:: TASK TO COMPLETE ::
Without any pictures, restate the full set of records below exactly.

:: Component data from apps and pages ::
=== Begin Enclosure ===

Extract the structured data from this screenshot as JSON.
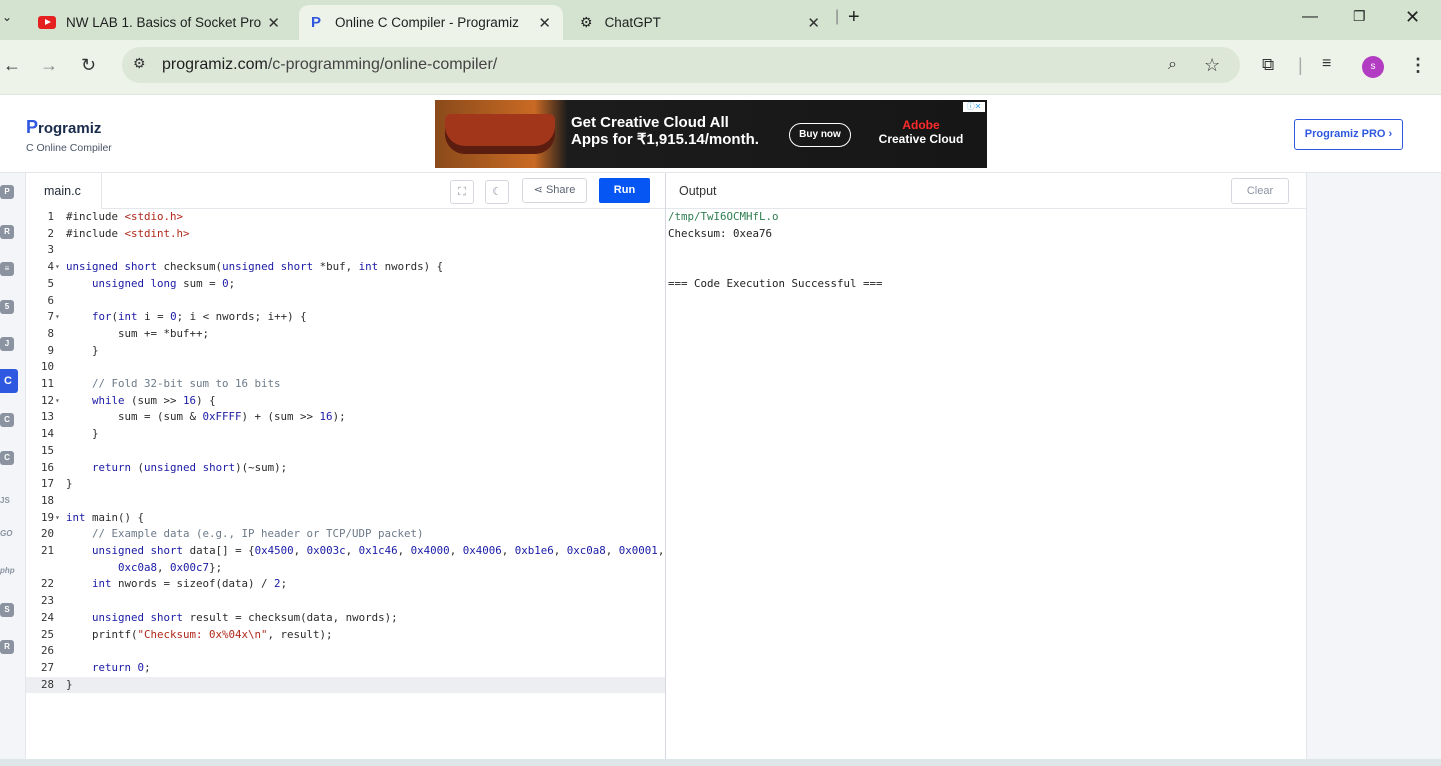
{
  "browser": {
    "tabs": [
      {
        "title": "NW LAB 1. Basics of Socket Pro",
        "icon": "youtube-icon"
      },
      {
        "title": "Online C Compiler - Programiz",
        "icon": "programiz-icon"
      },
      {
        "title": "ChatGPT",
        "icon": "chatgpt-icon"
      }
    ],
    "url_host": "programiz.com",
    "url_path": "/c-programming/online-compiler/",
    "profile_initial": "s"
  },
  "site": {
    "logo": "rogramiz",
    "logo_p": "P",
    "subtitle": "C Online Compiler",
    "pro_button": "Programiz PRO ›",
    "ad": {
      "headline1": "Get Creative Cloud All",
      "headline2": "Apps for ₹1,915.14/month.",
      "cta": "Buy now",
      "brand1": "Adobe",
      "brand2": "Creative Cloud"
    }
  },
  "editor": {
    "file_tab": "main.c",
    "share_label": "Share",
    "run_label": "Run",
    "lines": [
      {
        "n": "1",
        "fold": "",
        "code": "#include <stdio.h>"
      },
      {
        "n": "2",
        "fold": "",
        "code": "#include <stdint.h>"
      },
      {
        "n": "3",
        "fold": "",
        "code": ""
      },
      {
        "n": "4",
        "fold": "▾",
        "code": "unsigned short checksum(unsigned short *buf, int nwords) {"
      },
      {
        "n": "5",
        "fold": "",
        "code": "    unsigned long sum = 0;"
      },
      {
        "n": "6",
        "fold": "",
        "code": ""
      },
      {
        "n": "7",
        "fold": "▾",
        "code": "    for(int i = 0; i < nwords; i++) {"
      },
      {
        "n": "8",
        "fold": "",
        "code": "        sum += *buf++;"
      },
      {
        "n": "9",
        "fold": "",
        "code": "    }"
      },
      {
        "n": "10",
        "fold": "",
        "code": ""
      },
      {
        "n": "11",
        "fold": "",
        "code": "    // Fold 32-bit sum to 16 bits"
      },
      {
        "n": "12",
        "fold": "▾",
        "code": "    while (sum >> 16) {"
      },
      {
        "n": "13",
        "fold": "",
        "code": "        sum = (sum & 0xFFFF) + (sum >> 16);"
      },
      {
        "n": "14",
        "fold": "",
        "code": "    }"
      },
      {
        "n": "15",
        "fold": "",
        "code": ""
      },
      {
        "n": "16",
        "fold": "",
        "code": "    return (unsigned short)(~sum);"
      },
      {
        "n": "17",
        "fold": "",
        "code": "}"
      },
      {
        "n": "18",
        "fold": "",
        "code": ""
      },
      {
        "n": "19",
        "fold": "▾",
        "code": "int main() {"
      },
      {
        "n": "20",
        "fold": "",
        "code": "    // Example data (e.g., IP header or TCP/UDP packet)"
      },
      {
        "n": "21",
        "fold": "",
        "code": "    unsigned short data[] = {0x4500, 0x003c, 0x1c46, 0x4000, 0x4006, 0xb1e6, 0xc0a8, 0x0001,"
      },
      {
        "n": "",
        "fold": "",
        "code": "        0xc0a8, 0x00c7};"
      },
      {
        "n": "22",
        "fold": "",
        "code": "    int nwords = sizeof(data) / 2;"
      },
      {
        "n": "23",
        "fold": "",
        "code": ""
      },
      {
        "n": "24",
        "fold": "",
        "code": "    unsigned short result = checksum(data, nwords);"
      },
      {
        "n": "25",
        "fold": "",
        "code": "    printf(\"Checksum: 0x%04x\\n\", result);"
      },
      {
        "n": "26",
        "fold": "",
        "code": ""
      },
      {
        "n": "27",
        "fold": "",
        "code": "    return 0;"
      },
      {
        "n": "28",
        "fold": "",
        "code": "}"
      }
    ]
  },
  "output": {
    "title": "Output",
    "clear_label": "Clear",
    "lines": [
      "/tmp/TwI6OCMHfL.o",
      "Checksum: 0xea76",
      "",
      "",
      "=== Code Execution Successful ==="
    ]
  },
  "sidebar": {
    "languages": [
      "python",
      "r",
      "sql",
      "html",
      "java",
      "c",
      "cpp",
      "csharp",
      "js",
      "go",
      "php",
      "swift",
      "rust"
    ],
    "text_icons": {
      "js": "JS",
      "go": "GO",
      "php": "php"
    }
  }
}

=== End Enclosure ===

:: EXERCISE ANSWER ::
Extract the structured data from this screenshot as JSON.
{
  "browser": {
    "tabs": [
      {
        "title": "NW LAB 1. Basics of Socket Pro",
        "icon": "youtube-icon"
      },
      {
        "title": "Online C Compiler - Programiz",
        "icon": "programiz-icon"
      },
      {
        "title": "ChatGPT",
        "icon": "chatgpt-icon"
      }
    ],
    "url_host": "programiz.com",
    "url_path": "/c-programming/online-compiler/",
    "profile_initial": "s"
  },
  "site": {
    "logo": "rogramiz",
    "logo_p": "P",
    "subtitle": "C Online Compiler",
    "pro_button": "Programiz PRO ›",
    "ad": {
      "headline1": "Get Creative Cloud All",
      "headline2": "Apps for ₹1,915.14/month.",
      "cta": "Buy now",
      "brand1": "Adobe",
      "brand2": "Creative Cloud"
    }
  },
  "editor": {
    "file_tab": "main.c",
    "share_label": "Share",
    "run_label": "Run",
    "lines": [
      {
        "n": "1",
        "fold": "",
        "code": "#include <stdio.h>"
      },
      {
        "n": "2",
        "fold": "",
        "code": "#include <stdint.h>"
      },
      {
        "n": "3",
        "fold": "",
        "code": ""
      },
      {
        "n": "4",
        "fold": "▾",
        "code": "unsigned short checksum(unsigned short *buf, int nwords) {"
      },
      {
        "n": "5",
        "fold": "",
        "code": "    unsigned long sum = 0;"
      },
      {
        "n": "6",
        "fold": "",
        "code": ""
      },
      {
        "n": "7",
        "fold": "▾",
        "code": "    for(int i = 0; i < nwords; i++) {"
      },
      {
        "n": "8",
        "fold": "",
        "code": "        sum += *buf++;"
      },
      {
        "n": "9",
        "fold": "",
        "code": "    }"
      },
      {
        "n": "10",
        "fold": "",
        "code": ""
      },
      {
        "n": "11",
        "fold": "",
        "code": "    // Fold 32-bit sum to 16 bits"
      },
      {
        "n": "12",
        "fold": "▾",
        "code": "    while (sum >> 16) {"
      },
      {
        "n": "13",
        "fold": "",
        "code": "        sum = (sum & 0xFFFF) + (sum >> 16);"
      },
      {
        "n": "14",
        "fold": "",
        "code": "    }"
      },
      {
        "n": "15",
        "fold": "",
        "code": ""
      },
      {
        "n": "16",
        "fold": "",
        "code": "    return (unsigned short)(~sum);"
      },
      {
        "n": "17",
        "fold": "",
        "code": "}"
      },
      {
        "n": "18",
        "fold": "",
        "code": ""
      },
      {
        "n": "19",
        "fold": "▾",
        "code": "int main() {"
      },
      {
        "n": "20",
        "fold": "",
        "code": "    // Example data (e.g., IP header or TCP/UDP packet)"
      },
      {
        "n": "21",
        "fold": "",
        "code": "    unsigned short data[] = {0x4500, 0x003c, 0x1c46, 0x4000, 0x4006, 0xb1e6, 0xc0a8, 0x0001,"
      },
      {
        "n": "",
        "fold": "",
        "code": "        0xc0a8, 0x00c7};"
      },
      {
        "n": "22",
        "fold": "",
        "code": "    int nwords = sizeof(data) / 2;"
      },
      {
        "n": "23",
        "fold": "",
        "code": ""
      },
      {
        "n": "24",
        "fold": "",
        "code": "    unsigned short result = checksum(data, nwords);"
      },
      {
        "n": "25",
        "fold": "",
        "code": "    printf(\"Checksum: 0x%04x\\n\", result);"
      },
      {
        "n": "26",
        "fold": "",
        "code": ""
      },
      {
        "n": "27",
        "fold": "",
        "code": "    return 0;"
      },
      {
        "n": "28",
        "fold": "",
        "code": "}"
      }
    ]
  },
  "output": {
    "title": "Output",
    "clear_label": "Clear",
    "lines": [
      "/tmp/TwI6OCMHfL.o",
      "Checksum: 0xea76",
      "",
      "",
      "=== Code Execution Successful ==="
    ]
  },
  "sidebar": {
    "languages": [
      "python",
      "r",
      "sql",
      "html",
      "java",
      "c",
      "cpp",
      "csharp",
      "js",
      "go",
      "php",
      "swift",
      "rust"
    ],
    "text_icons": {
      "js": "JS",
      "go": "GO",
      "php": "php"
    }
  }
}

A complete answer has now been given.